### Problem to solve
In your output, repeat each entry exactly and include no pictures.

Data extracted from a collection:
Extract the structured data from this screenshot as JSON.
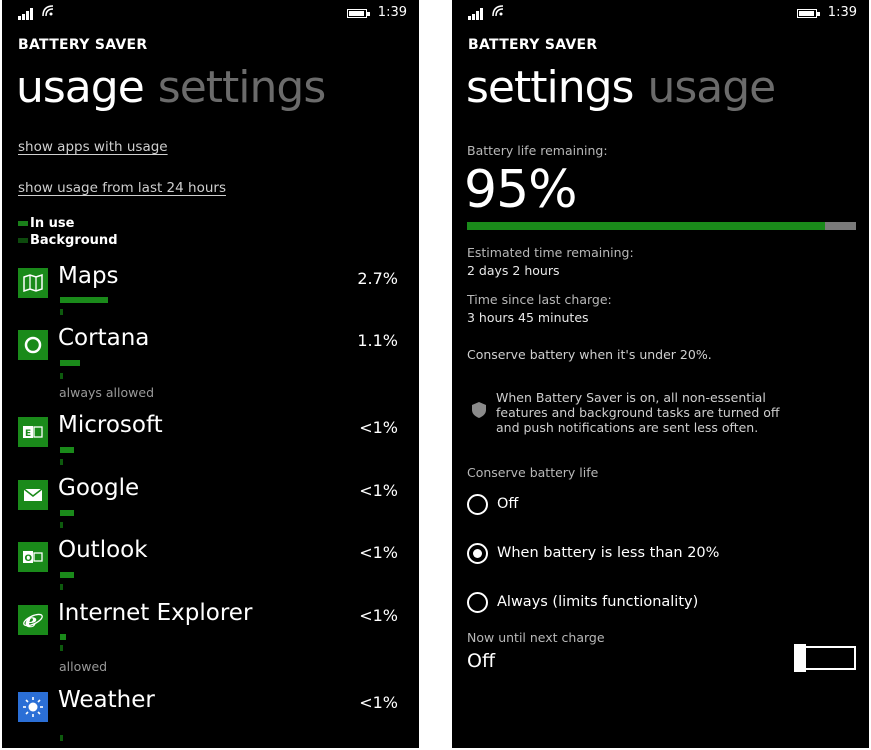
{
  "status": {
    "time": "1:39"
  },
  "left": {
    "app_title": "BATTERY SAVER",
    "pivot": {
      "active": "usage",
      "inactive": "settings"
    },
    "link_apps": "show apps with usage",
    "link_hours": "show usage from last 24 hours",
    "legend": {
      "in_use": "In use",
      "background": "Background"
    },
    "apps": [
      {
        "name": "Maps",
        "pct": "2.7%",
        "icon": "maps-icon",
        "note": "",
        "inuse_fraction": 0.12
      },
      {
        "name": "Cortana",
        "pct": "1.1%",
        "icon": "cortana-icon",
        "note": "always allowed",
        "inuse_fraction": 0.05
      },
      {
        "name": "Microsoft",
        "pct": "<1%",
        "icon": "exchange-icon",
        "note": "",
        "inuse_fraction": 0.035
      },
      {
        "name": "Google",
        "pct": "<1%",
        "icon": "mail-icon",
        "note": "",
        "inuse_fraction": 0.035
      },
      {
        "name": "Outlook",
        "pct": "<1%",
        "icon": "outlook-icon",
        "note": "",
        "inuse_fraction": 0.035
      },
      {
        "name": "Internet Explorer",
        "pct": "<1%",
        "icon": "ie-icon",
        "note": "allowed",
        "inuse_fraction": 0.015
      },
      {
        "name": "Weather",
        "pct": "<1%",
        "icon": "weather-icon",
        "note": "",
        "inuse_fraction": 0.0
      }
    ]
  },
  "right": {
    "app_title": "BATTERY SAVER",
    "pivot": {
      "active": "settings",
      "inactive": "usage"
    },
    "remaining_label": "Battery life remaining:",
    "remaining_pct": "95%",
    "battery_level": 0.95,
    "est_label": "Estimated time remaining:",
    "est_value": "2 days 2 hours",
    "since_label": "Time since last charge:",
    "since_value": "3 hours 45 minutes",
    "conserve_under": "Conserve battery when it's under 20%.",
    "info_line1": "When Battery Saver is on, all non-essential",
    "info_line2": "features and background tasks are turned off",
    "info_line3": "and push notifications are sent less often.",
    "conserve_life_label": "Conserve battery life",
    "options": [
      {
        "label": "Off",
        "selected": false
      },
      {
        "label": "When battery is less than 20%",
        "selected": true
      },
      {
        "label": "Always (limits functionality)",
        "selected": false
      }
    ],
    "until_label": "Now until next charge",
    "until_value": "Off",
    "colors": {
      "accent": "#1a8a1a",
      "track": "#7a7a7a",
      "background": "#000000"
    }
  }
}
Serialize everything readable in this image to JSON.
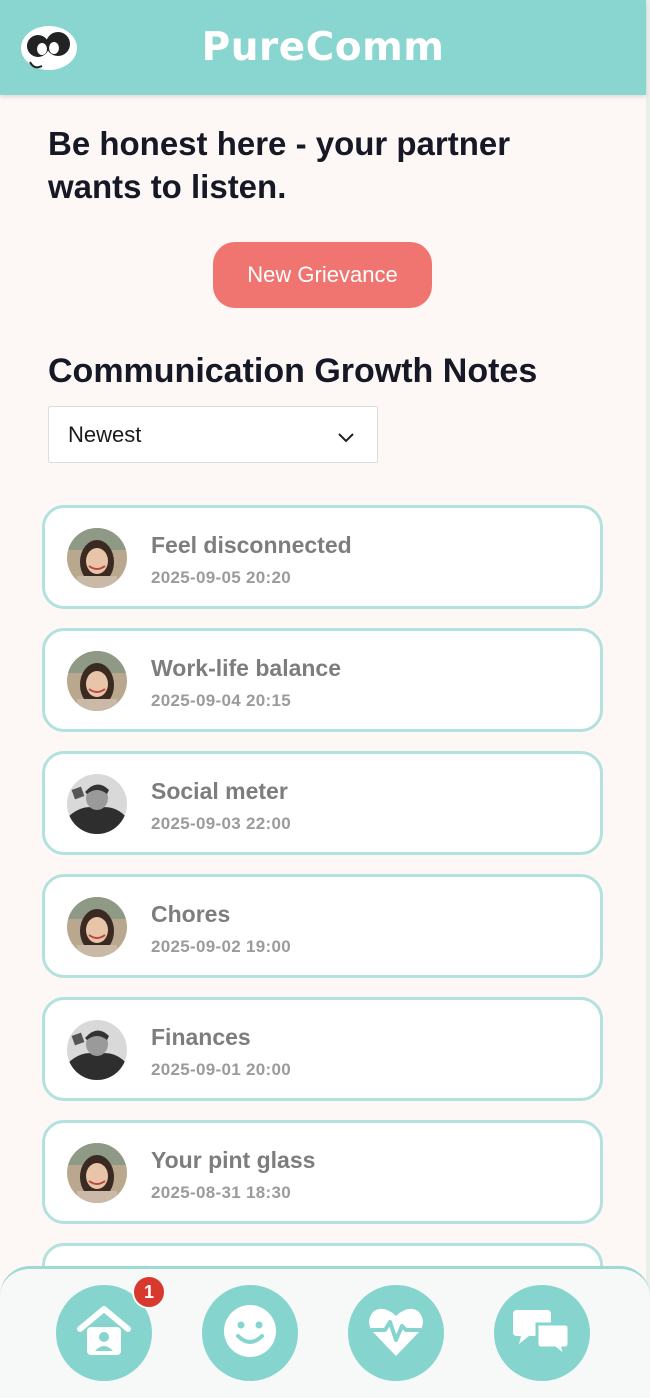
{
  "app": {
    "title": "PureComm"
  },
  "prompt": "Be honest here - your partner wants to listen.",
  "new_grievance_label": "New Grievance",
  "section_title": "Communication Growth Notes",
  "sort": {
    "selected": "Newest"
  },
  "notes": [
    {
      "title": "Feel disconnected",
      "date": "2025-09-05 20:20",
      "author": "partner-a"
    },
    {
      "title": "Work-life balance",
      "date": "2025-09-04 20:15",
      "author": "partner-a"
    },
    {
      "title": "Social meter",
      "date": "2025-09-03 22:00",
      "author": "partner-b"
    },
    {
      "title": "Chores",
      "date": "2025-09-02 19:00",
      "author": "partner-a"
    },
    {
      "title": "Finances",
      "date": "2025-09-01 20:00",
      "author": "partner-b"
    },
    {
      "title": "Your pint glass",
      "date": "2025-08-31 18:30",
      "author": "partner-a"
    }
  ],
  "nav": {
    "home_badge": "1",
    "items": [
      "home-icon",
      "smile-icon",
      "heartbeat-icon",
      "chat-icon"
    ]
  },
  "colors": {
    "header": "#89d5cf",
    "accent_button": "#f07470",
    "card_border": "#b3e1de",
    "nav_button": "#86d4ce",
    "badge": "#d8392f"
  }
}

### Task result
Extract the structured data from this screenshot as JSON.
{
  "status": {
    "time": "1:39"
  },
  "left": {
    "app_title": "BATTERY SAVER",
    "pivot": {
      "active": "usage",
      "inactive": "settings"
    },
    "link_apps": "show apps with usage",
    "link_hours": "show usage from last 24 hours",
    "legend": {
      "in_use": "In use",
      "background": "Background"
    },
    "apps": [
      {
        "name": "Maps",
        "pct": "2.7%",
        "icon": "maps-icon",
        "note": "",
        "inuse_fraction": 0.12
      },
      {
        "name": "Cortana",
        "pct": "1.1%",
        "icon": "cortana-icon",
        "note": "always allowed",
        "inuse_fraction": 0.05
      },
      {
        "name": "Microsoft",
        "pct": "<1%",
        "icon": "exchange-icon",
        "note": "",
        "inuse_fraction": 0.035
      },
      {
        "name": "Google",
        "pct": "<1%",
        "icon": "mail-icon",
        "note": "",
        "inuse_fraction": 0.035
      },
      {
        "name": "Outlook",
        "pct": "<1%",
        "icon": "outlook-icon",
        "note": "",
        "inuse_fraction": 0.035
      },
      {
        "name": "Internet Explorer",
        "pct": "<1%",
        "icon": "ie-icon",
        "note": "allowed",
        "inuse_fraction": 0.015
      },
      {
        "name": "Weather",
        "pct": "<1%",
        "icon": "weather-icon",
        "note": "",
        "inuse_fraction": 0.0
      }
    ]
  },
  "right": {
    "app_title": "BATTERY SAVER",
    "pivot": {
      "active": "settings",
      "inactive": "usage"
    },
    "remaining_label": "Battery life remaining:",
    "remaining_pct": "95%",
    "battery_level": 0.95,
    "est_label": "Estimated time remaining:",
    "est_value": "2 days 2 hours",
    "since_label": "Time since last charge:",
    "since_value": "3 hours 45 minutes",
    "conserve_under": "Conserve battery when it's under 20%.",
    "info_line1": "When Battery Saver is on, all non-essential",
    "info_line2": "features and background tasks are turned off",
    "info_line3": "and push notifications are sent less often.",
    "conserve_life_label": "Conserve battery life",
    "options": [
      {
        "label": "Off",
        "selected": false
      },
      {
        "label": "When battery is less than 20%",
        "selected": true
      },
      {
        "label": "Always (limits functionality)",
        "selected": false
      }
    ],
    "until_label": "Now until next charge",
    "until_value": "Off",
    "colors": {
      "accent": "#1a8a1a",
      "track": "#7a7a7a",
      "background": "#000000"
    }
  }
}
Serialize everything readable in this image to JSON.
{
  "app": {
    "title": "PureComm"
  },
  "prompt": "Be honest here - your partner wants to listen.",
  "new_grievance_label": "New Grievance",
  "section_title": "Communication Growth Notes",
  "sort": {
    "selected": "Newest"
  },
  "notes": [
    {
      "title": "Feel disconnected",
      "date": "2025-09-05 20:20",
      "author": "partner-a"
    },
    {
      "title": "Work-life balance",
      "date": "2025-09-04 20:15",
      "author": "partner-a"
    },
    {
      "title": "Social meter",
      "date": "2025-09-03 22:00",
      "author": "partner-b"
    },
    {
      "title": "Chores",
      "date": "2025-09-02 19:00",
      "author": "partner-a"
    },
    {
      "title": "Finances",
      "date": "2025-09-01 20:00",
      "author": "partner-b"
    },
    {
      "title": "Your pint glass",
      "date": "2025-08-31 18:30",
      "author": "partner-a"
    }
  ],
  "nav": {
    "home_badge": "1",
    "items": [
      "home-icon",
      "smile-icon",
      "heartbeat-icon",
      "chat-icon"
    ]
  },
  "colors": {
    "header": "#89d5cf",
    "accent_button": "#f07470",
    "card_border": "#b3e1de",
    "nav_button": "#86d4ce",
    "badge": "#d8392f"
  }
}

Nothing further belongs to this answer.